Stories From Headlines
Much of Sud’s work comes from the headlines and happenings in today’s zeitgeist. Logistically, she describes her creative process as “amorphous,” meaning she immerses herself in the work.
“After doing a television show, I tell my friends it’s time to fill the well, which means nothing and everything. It means reading, watching documentaries without any purpose, just following what’s interesting to me that day.”
Specifically, she’s exploring different aspects of life and looking for something that will “start a thought.” Sud said, “Many times, nothing comes from it. It’s just for pleasure. With Seven Seconds, it was turning on the television, where every night, another black man or child is killed by the police.”
“I think that the world just comes in as the world is,” she said. “For me, it’s the notion and clarity that whatever I’m writing is something I may be doing for years. It takes time to develop something. It’s a very long process, especially with television, so whatever comes in has to sink deep, deep, deep in my bones.”

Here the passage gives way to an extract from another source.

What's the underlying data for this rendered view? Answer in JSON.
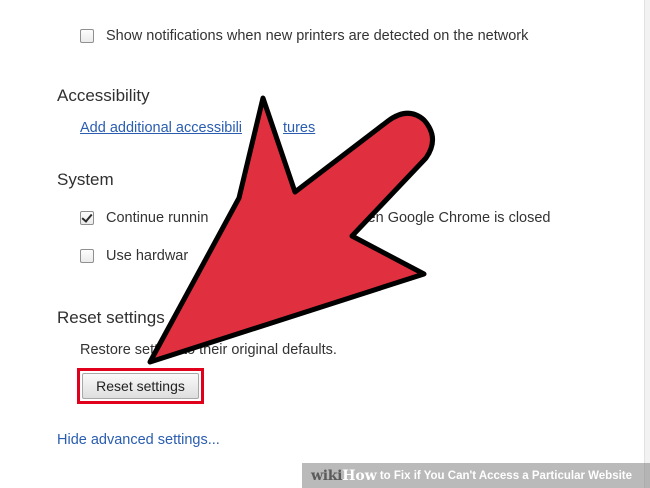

“Then, there’s this magical thing about what I know I can commit to. This is a story I can commit to. It’s never something I seek. It’s on the voyage of looking around the world that I find it, or it finds me.”
With this in mind, each story is a major responsibility, but shouldn’t be seen as an obligation. “As creators, we write and spend time with the stories and people that break our hearts, that are our truths, that speak to us in our DNA and cellular structure. There’s never an idea of obligation. I just feel it and know it. I know what it feels like to not be heard, or to be seen as not telling the truth, or to be a second class citizen. That comes from who I am.”

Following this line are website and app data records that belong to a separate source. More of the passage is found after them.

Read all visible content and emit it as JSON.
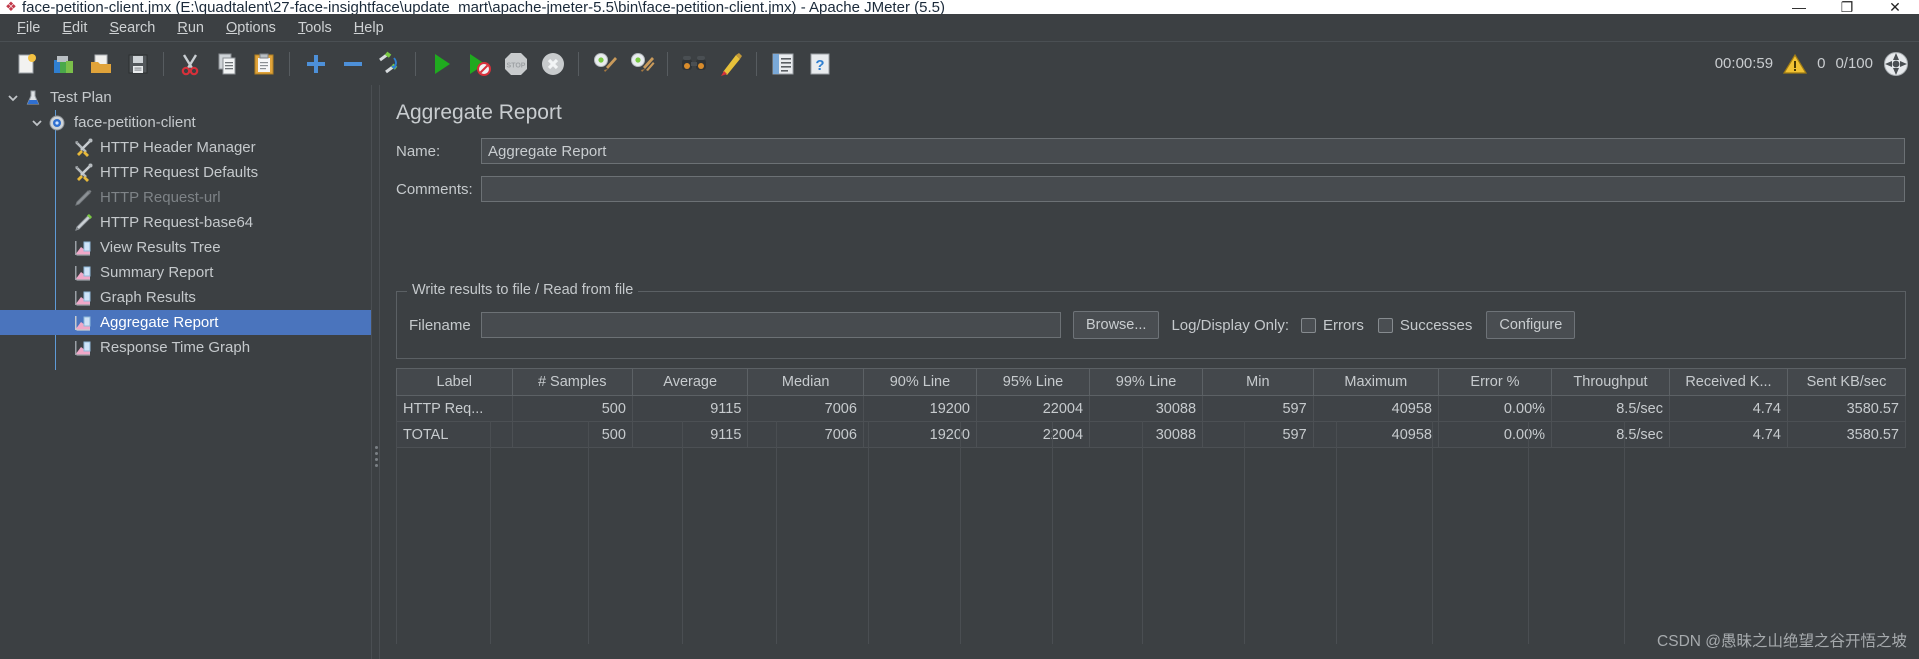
{
  "window": {
    "title": "face-petition-client.jmx (E:\\quadtalent\\27-face-insightface\\update_mart\\apache-jmeter-5.5\\bin\\face-petition-client.jmx) - Apache JMeter (5.5)",
    "app_icon": "jmeter-feather-icon",
    "minimize_label": "—",
    "maximize_label": "❐",
    "close_label": "✕"
  },
  "menubar": {
    "items": [
      {
        "label": "File",
        "mnemonic": "F"
      },
      {
        "label": "Edit",
        "mnemonic": "E"
      },
      {
        "label": "Search",
        "mnemonic": "S"
      },
      {
        "label": "Run",
        "mnemonic": "R"
      },
      {
        "label": "Options",
        "mnemonic": "O"
      },
      {
        "label": "Tools",
        "mnemonic": "T"
      },
      {
        "label": "Help",
        "mnemonic": "H"
      }
    ]
  },
  "toolbar": {
    "buttons": [
      {
        "name": "new-icon",
        "title": "New"
      },
      {
        "name": "templates-icon",
        "title": "Templates"
      },
      {
        "name": "open-icon",
        "title": "Open"
      },
      {
        "name": "save-icon",
        "title": "Save Test Plan"
      },
      {
        "name": "separator",
        "title": ""
      },
      {
        "name": "cut-icon",
        "title": "Cut"
      },
      {
        "name": "copy-icon",
        "title": "Copy"
      },
      {
        "name": "paste-icon",
        "title": "Paste"
      },
      {
        "name": "separator",
        "title": ""
      },
      {
        "name": "expand-all-icon",
        "title": "Expand All"
      },
      {
        "name": "collapse-all-icon",
        "title": "Collapse All"
      },
      {
        "name": "toggle-icon",
        "title": "Toggle"
      },
      {
        "name": "separator",
        "title": ""
      },
      {
        "name": "start-icon",
        "title": "Start"
      },
      {
        "name": "start-no-pauses-icon",
        "title": "Start no pauses"
      },
      {
        "name": "stop-icon",
        "title": "Stop"
      },
      {
        "name": "shutdown-icon",
        "title": "Shutdown"
      },
      {
        "name": "separator",
        "title": ""
      },
      {
        "name": "clear-icon",
        "title": "Clear"
      },
      {
        "name": "clear-all-icon",
        "title": "Clear All"
      },
      {
        "name": "separator",
        "title": ""
      },
      {
        "name": "search-icon",
        "title": "Search"
      },
      {
        "name": "search-reset-icon",
        "title": "Reset Search"
      },
      {
        "name": "separator",
        "title": ""
      },
      {
        "name": "function-helper-icon",
        "title": "Function Helper Dialog"
      },
      {
        "name": "help-icon",
        "title": "Help"
      }
    ],
    "status": {
      "elapsed_time": "00:00:59",
      "warning_icon": "warning-triangle-icon",
      "warning_count": "0",
      "threads_ratio": "0/100",
      "threads_icon": "thread-gauge-icon"
    }
  },
  "tree": {
    "nodes": [
      {
        "label": "Test Plan",
        "icon": "test-plan-flask-icon",
        "depth": 0,
        "twisty": "expanded",
        "state": "normal"
      },
      {
        "label": "face-petition-client",
        "icon": "thread-group-gear-icon",
        "depth": 1,
        "twisty": "expanded",
        "state": "normal"
      },
      {
        "label": "HTTP Header Manager",
        "icon": "config-tools-icon",
        "depth": 2,
        "twisty": "none",
        "state": "normal"
      },
      {
        "label": "HTTP Request Defaults",
        "icon": "config-tools-icon",
        "depth": 2,
        "twisty": "none",
        "state": "normal"
      },
      {
        "label": "HTTP Request-url",
        "icon": "sampler-pencil-icon",
        "depth": 2,
        "twisty": "none",
        "state": "disabled"
      },
      {
        "label": "HTTP Request-base64",
        "icon": "sampler-pencil-icon",
        "depth": 2,
        "twisty": "none",
        "state": "normal"
      },
      {
        "label": "View Results Tree",
        "icon": "listener-chart-icon",
        "depth": 2,
        "twisty": "none",
        "state": "normal"
      },
      {
        "label": "Summary Report",
        "icon": "listener-chart-icon",
        "depth": 2,
        "twisty": "none",
        "state": "normal"
      },
      {
        "label": "Graph Results",
        "icon": "listener-chart-icon",
        "depth": 2,
        "twisty": "none",
        "state": "normal"
      },
      {
        "label": "Aggregate Report",
        "icon": "listener-chart-icon",
        "depth": 2,
        "twisty": "none",
        "state": "selected"
      },
      {
        "label": "Response Time Graph",
        "icon": "listener-chart-icon",
        "depth": 2,
        "twisty": "none",
        "state": "normal"
      }
    ],
    "selection_color": "#4a74bd"
  },
  "main": {
    "panel_title": "Aggregate Report",
    "name_label": "Name:",
    "name_value": "Aggregate Report",
    "comments_label": "Comments:",
    "comments_value": "",
    "file_group_title": "Write results to file / Read from file",
    "filename_label": "Filename",
    "filename_value": "",
    "browse_label": "Browse...",
    "log_display_label": "Log/Display Only:",
    "errors_label": "Errors",
    "errors_checked": false,
    "successes_label": "Successes",
    "successes_checked": false,
    "configure_label": "Configure"
  },
  "table": {
    "columns": [
      "Label",
      "# Samples",
      "Average",
      "Median",
      "90% Line",
      "95% Line",
      "99% Line",
      "Min",
      "Maximum",
      "Error %",
      "Throughput",
      "Received K...",
      "Sent KB/sec"
    ],
    "rows": [
      {
        "cells": [
          "HTTP Req...",
          "500",
          "9115",
          "7006",
          "19200",
          "22004",
          "30088",
          "597",
          "40958",
          "0.00%",
          "8.5/sec",
          "4.74",
          "3580.57"
        ]
      },
      {
        "cells": [
          "TOTAL",
          "500",
          "9115",
          "7006",
          "19200",
          "22004",
          "30088",
          "597",
          "40958",
          "0.00%",
          "8.5/sec",
          "4.74",
          "3580.57"
        ]
      }
    ]
  },
  "watermark": {
    "text": "CSDN @愚昧之山绝望之谷开悟之坡"
  }
}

“All writers write what we know to a certain degree, so that comes from a place of catharsis, to tell her story as that of redemption. Art is how we hope to see ourselves and how we hope to be the heroes in our lives.”

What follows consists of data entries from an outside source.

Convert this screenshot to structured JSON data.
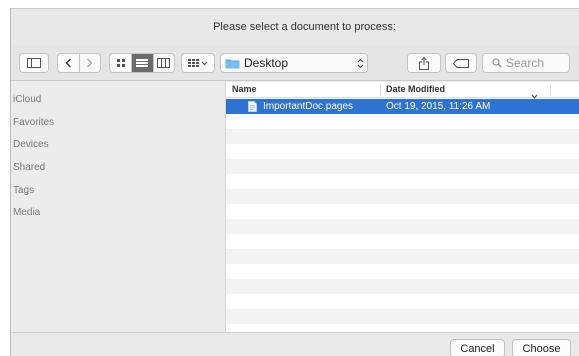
{
  "dialog": {
    "title": "Please select a document to process:"
  },
  "toolbar": {
    "location": "Desktop",
    "search_placeholder": "Search"
  },
  "sidebar": {
    "items": [
      {
        "label": "iCloud"
      },
      {
        "label": "Favorites"
      },
      {
        "label": "Devices"
      },
      {
        "label": "Shared"
      },
      {
        "label": "Tags"
      },
      {
        "label": "Media"
      }
    ]
  },
  "file_list": {
    "columns": [
      "Name",
      "Date Modified"
    ],
    "files": [
      {
        "name": "ImportantDoc.pages",
        "date_modified": "Oct 19, 2015, 11:26 AM",
        "selected": true
      }
    ]
  },
  "footer": {
    "cancel_label": "Cancel",
    "choose_label": "Choose"
  },
  "colors": {
    "selection": "#2f73d2",
    "folder": "#5aaef0",
    "window_bg": "#ececec"
  },
  "icons": [
    "sidebar-toggle-icon",
    "back-icon",
    "forward-icon",
    "icon-view-icon",
    "list-view-icon",
    "column-view-icon",
    "arrange-icon",
    "folder-icon",
    "up-down-chevron-icon",
    "share-icon",
    "tag-icon",
    "search-icon",
    "document-icon",
    "sort-chevron-icon"
  ]
}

“Having said that, this is why it’s important in our industry to have diverse voices because all stories come from the heart and if you haven’t walked in the shoes of a person who is a particular member of society, it’s very hard to tell those stories in a way that’s authentic, true, and that resonates.”
Secrets of the Trade
“I absolutely suffer from writer’s block. I have found the best remedy comes when I’m not thinking about writing or feeling the obligation to do it. When I’m on a show, as a Showrunner, there’s so much going on that trying to write for three hours is not even productive.”
Sud said she somewhat tricks herself into writing when she suffers the dreaded writers’ block. “If I have something that I have to do a rewrite on, I will go to be and tell myself, ‘Let me just read this.’” Since she reads before bed anyway, she’s physically and mentally in a position that takes the pressure off the work.
Even though she knows what she’s doing – meaning you can’t really trick yourself – the environment and mindset actually encourage her to write, without the restraint of sitting at the desk for a block of time.
“Something about sitting up against a bunch of pillows and knowing my routine is just to read is helpful to me. I do that, and when I’m developing or writing full time, I will give myself a bunch of hours in the morning and try not to do much before it, so the censor hasn’t woken up yet,” she joked. “I can just write without any obligation. I usually hate it, but then look back and it’s not bad.”
The final trick, she learned with a pencil and pad while on a five-hour flight. “The other trick I do and I can’t believe how useful it is is that when I’m really stuck, I’ll write long-hand. So, the theme for all this is: you’re not obligated for any of this to be any good, just do it. Trick yourself not to take things too seriously. It allows us to breathe without having to think with the censor jumping in and saying, ‘I will never be able to shoot that.’”
This interview has been condensed. Listen to the full audio interview here.